How do you feel about the recent trend in action films to depict terrorist activities? Does this help us to overcome and better understand the realities of terrorism in our society, or does it fuel further speculation or even imitation of depicted acts?

Why does the shock factor of violent acts decrease with repeated viewings? Do you feel this applies only to movies, or to real life events?

Talk about the movie with your family…

How do you feel about the recent trend in action films to depict terrorist activities? Does this help us to overcome and better understand the realities of terrorism in our society, or does it fuel further speculation or even imitation of depicted acts?

Why does the shock factor of violent acts decrease with repeated viewings? Do you feel this applies only to movies, or to real life events?

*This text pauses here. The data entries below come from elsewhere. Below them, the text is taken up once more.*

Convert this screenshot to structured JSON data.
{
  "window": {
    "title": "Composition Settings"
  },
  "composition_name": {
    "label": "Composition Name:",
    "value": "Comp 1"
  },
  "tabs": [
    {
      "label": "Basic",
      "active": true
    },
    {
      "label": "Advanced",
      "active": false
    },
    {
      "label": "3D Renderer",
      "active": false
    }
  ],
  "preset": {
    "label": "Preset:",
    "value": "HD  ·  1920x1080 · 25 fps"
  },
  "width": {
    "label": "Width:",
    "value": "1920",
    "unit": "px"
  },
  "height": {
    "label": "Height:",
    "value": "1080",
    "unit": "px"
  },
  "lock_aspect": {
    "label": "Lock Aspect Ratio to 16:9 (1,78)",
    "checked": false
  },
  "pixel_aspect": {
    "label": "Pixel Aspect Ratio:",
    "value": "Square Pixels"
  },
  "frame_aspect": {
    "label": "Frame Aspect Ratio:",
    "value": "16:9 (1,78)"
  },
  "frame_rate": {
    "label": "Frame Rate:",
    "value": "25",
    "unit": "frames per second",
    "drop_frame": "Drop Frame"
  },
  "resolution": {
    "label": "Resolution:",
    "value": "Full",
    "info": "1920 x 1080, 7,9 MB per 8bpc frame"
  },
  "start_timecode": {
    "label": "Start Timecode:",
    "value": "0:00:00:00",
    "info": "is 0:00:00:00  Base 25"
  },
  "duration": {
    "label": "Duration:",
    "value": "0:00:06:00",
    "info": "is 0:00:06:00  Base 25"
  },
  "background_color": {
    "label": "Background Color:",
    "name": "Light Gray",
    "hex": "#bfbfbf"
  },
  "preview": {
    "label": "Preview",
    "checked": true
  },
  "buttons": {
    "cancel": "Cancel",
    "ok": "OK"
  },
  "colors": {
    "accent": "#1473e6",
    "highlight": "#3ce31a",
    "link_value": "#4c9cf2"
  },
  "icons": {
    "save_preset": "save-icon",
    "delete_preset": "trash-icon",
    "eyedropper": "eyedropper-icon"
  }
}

Home Video

The most recent home video release of Vantage Point movie is June 30, 2008. Here are some details…

Vantage Point releases to DVD in a two-disc set, which offers a digital copy of the film in both perspectives: full frame and wide screen. Also included are An Inside Perspective (interviews with cast and crew), Plotting an Assassination (interview with first-time screenwriter Barry Levy), deleted scenes and commentary with director Pete Travis.

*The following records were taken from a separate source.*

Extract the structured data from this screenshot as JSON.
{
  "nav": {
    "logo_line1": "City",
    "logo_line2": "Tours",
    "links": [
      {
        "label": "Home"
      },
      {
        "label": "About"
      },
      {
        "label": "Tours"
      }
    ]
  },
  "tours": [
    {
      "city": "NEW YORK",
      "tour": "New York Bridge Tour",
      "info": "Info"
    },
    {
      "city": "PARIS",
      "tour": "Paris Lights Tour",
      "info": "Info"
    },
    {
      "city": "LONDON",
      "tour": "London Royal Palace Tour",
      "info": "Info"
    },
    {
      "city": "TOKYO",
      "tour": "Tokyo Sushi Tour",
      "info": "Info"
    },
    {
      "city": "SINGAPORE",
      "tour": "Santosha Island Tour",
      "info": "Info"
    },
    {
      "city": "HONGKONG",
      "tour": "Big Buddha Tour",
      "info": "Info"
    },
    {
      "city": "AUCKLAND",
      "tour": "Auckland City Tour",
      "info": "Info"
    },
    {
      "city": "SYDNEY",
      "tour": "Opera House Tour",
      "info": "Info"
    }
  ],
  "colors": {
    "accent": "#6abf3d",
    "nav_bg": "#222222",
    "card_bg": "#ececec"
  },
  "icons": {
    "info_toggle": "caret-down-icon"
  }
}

Related home video titles:

The suspense of being a real life agent is brought to the screen in Breach, a movie based on a true story. The movie Hoodwinked offers a comical and family friendly look at how characters with various perspectives can come to entirely different conclusions about what is truth.